      • Realistically, the RTT days might be the only ones where you get to choose the date.  Our plant shuts down for four weeks in August and one week in December, so the majority of employees are effectively forced to use their full vacation allotment during this time.
      • If you don’t like traveling at the same time as the rest of the country (and when it’s more expensive), tough luck in France!
  • (Lots of) Public Holidays: This is sort of a myth.  The French have 11 public holidays; however, if they fall on a weekend they are lost.
    • Out of the next four years, the French will have 9 holidays in two years and 10 holidays in the other two years.  This compares with 8 holidays and 2 floating holidays for our US employees (10 total).  So, we actually have fewer paid holidays in several years.

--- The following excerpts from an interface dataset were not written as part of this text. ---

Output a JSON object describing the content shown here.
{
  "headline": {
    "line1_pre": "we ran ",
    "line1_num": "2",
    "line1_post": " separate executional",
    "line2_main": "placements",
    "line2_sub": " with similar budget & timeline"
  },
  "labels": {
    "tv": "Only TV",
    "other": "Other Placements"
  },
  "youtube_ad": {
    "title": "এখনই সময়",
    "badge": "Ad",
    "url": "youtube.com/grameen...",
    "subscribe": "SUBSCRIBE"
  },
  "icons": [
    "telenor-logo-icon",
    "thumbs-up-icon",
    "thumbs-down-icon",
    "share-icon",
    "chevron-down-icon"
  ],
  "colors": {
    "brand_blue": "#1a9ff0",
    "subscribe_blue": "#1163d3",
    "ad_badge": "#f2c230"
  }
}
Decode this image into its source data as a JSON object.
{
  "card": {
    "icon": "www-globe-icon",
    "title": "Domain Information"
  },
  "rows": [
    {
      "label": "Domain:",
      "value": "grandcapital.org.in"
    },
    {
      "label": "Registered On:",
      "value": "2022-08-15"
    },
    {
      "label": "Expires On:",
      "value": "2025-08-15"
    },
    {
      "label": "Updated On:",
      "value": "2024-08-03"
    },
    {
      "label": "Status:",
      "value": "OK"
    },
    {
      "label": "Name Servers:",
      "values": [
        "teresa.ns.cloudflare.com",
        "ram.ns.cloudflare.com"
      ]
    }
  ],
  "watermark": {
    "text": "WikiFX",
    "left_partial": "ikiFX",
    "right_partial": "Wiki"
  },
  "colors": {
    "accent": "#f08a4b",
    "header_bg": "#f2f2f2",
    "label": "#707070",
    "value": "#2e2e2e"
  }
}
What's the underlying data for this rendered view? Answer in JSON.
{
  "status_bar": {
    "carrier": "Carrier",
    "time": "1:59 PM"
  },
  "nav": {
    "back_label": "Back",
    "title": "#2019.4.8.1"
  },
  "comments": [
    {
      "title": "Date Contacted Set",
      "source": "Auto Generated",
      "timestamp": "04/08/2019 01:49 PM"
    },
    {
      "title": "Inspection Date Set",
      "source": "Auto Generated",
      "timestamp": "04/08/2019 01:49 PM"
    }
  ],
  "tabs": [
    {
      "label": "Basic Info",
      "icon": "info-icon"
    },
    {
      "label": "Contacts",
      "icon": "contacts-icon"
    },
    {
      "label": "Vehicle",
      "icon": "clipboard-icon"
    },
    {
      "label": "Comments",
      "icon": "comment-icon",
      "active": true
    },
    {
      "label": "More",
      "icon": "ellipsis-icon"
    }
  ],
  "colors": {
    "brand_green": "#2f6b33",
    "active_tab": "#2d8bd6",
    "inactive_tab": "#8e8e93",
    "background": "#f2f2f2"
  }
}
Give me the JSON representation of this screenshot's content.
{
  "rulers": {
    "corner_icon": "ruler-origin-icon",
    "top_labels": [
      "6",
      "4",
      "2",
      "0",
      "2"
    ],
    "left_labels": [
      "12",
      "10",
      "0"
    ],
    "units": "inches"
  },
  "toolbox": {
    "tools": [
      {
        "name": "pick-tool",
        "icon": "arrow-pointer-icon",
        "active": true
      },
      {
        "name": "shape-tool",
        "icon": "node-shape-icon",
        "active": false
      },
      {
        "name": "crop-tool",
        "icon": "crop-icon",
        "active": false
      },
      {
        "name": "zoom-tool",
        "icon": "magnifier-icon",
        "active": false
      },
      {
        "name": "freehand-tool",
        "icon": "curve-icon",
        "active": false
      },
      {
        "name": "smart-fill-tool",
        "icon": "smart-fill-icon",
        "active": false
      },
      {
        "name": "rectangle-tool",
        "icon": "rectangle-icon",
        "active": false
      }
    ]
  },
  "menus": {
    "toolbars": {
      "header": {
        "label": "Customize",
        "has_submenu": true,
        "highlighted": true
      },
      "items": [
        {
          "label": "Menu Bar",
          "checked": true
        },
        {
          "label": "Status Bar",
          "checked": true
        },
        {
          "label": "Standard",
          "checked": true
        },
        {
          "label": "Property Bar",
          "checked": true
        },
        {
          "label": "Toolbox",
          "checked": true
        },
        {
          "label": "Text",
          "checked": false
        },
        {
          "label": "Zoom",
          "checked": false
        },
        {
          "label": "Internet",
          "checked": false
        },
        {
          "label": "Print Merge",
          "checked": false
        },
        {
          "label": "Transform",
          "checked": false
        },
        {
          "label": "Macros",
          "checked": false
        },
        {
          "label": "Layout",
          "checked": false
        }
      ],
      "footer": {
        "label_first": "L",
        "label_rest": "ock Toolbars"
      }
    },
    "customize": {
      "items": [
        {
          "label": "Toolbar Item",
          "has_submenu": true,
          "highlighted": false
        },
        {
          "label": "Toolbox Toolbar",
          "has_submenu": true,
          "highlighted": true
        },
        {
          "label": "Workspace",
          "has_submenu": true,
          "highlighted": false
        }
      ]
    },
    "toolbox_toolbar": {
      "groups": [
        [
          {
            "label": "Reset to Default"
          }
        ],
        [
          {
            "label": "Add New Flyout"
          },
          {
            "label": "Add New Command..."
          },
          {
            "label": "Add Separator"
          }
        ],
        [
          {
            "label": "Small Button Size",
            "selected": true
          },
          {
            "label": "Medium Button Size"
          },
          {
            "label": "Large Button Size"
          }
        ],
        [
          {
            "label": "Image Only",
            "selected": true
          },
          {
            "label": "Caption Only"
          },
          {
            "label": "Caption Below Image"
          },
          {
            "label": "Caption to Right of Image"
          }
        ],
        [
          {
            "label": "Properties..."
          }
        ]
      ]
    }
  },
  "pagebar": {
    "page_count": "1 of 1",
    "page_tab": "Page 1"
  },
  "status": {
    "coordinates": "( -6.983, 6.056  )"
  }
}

    • Unfortunately, HALF of them fall between the end of March and early June (depending on when Easter is), which can generate comments in the US, like, “When are the French not out for a holiday?”  I can tell you when – basically the rest of the year.
  • The bridge: There is one other difference that also contributes to the perception that we’re always out for a holiday – the bridge.  It is common to be closed on Monday or Friday to “bridge” to a holiday on Tuesday or Thursday.
    • This is not paid as holiday time though.  We take vacation pay or RTT time to cover these days.
    • While there is only one day that falls under this in 2017, in 2018 there are six!  In fact, two of the holidays fall on Tuesday and Thursday in the same week, so might as well bridge the whole week and take it off! (At least, that’s my plan)  In France, they’d refer to this as an “employees’ year” and the years when many holidays are on weekends is a “management year.”
    • Realistically, many employees do this in the US as well (with vacation).  The difference is that, in France, everyone has the opportunity to “bridge” since the business is closed (no need to worry about staffing an area).  The downside is that you’re effectively forced (again) to take your paid time off at set times, whether you want to or not.

In summary, the French do work less than Americans on average (The OECD showed an average of ~1,500 hours per year vs. ~1,700 hours per year).  Largely, this is because MOST of the French really do embrace the idea that you work so that you can live, you don’t live so that you can work.

At the same time, this model actually has some benefits for the employer too.  For example, you know exactly when the majority of your employees will be on vacation.  There’s no need for a seniority system – everyone gets the highly-desirable summer and holiday vacation time.  This also means less disruption the rest of the year because there is limited vacation time being taken at other times.  Additionally, you can plan for major maintenance or installing new equipment during the vacation periods without impacting production (which is already shutdown).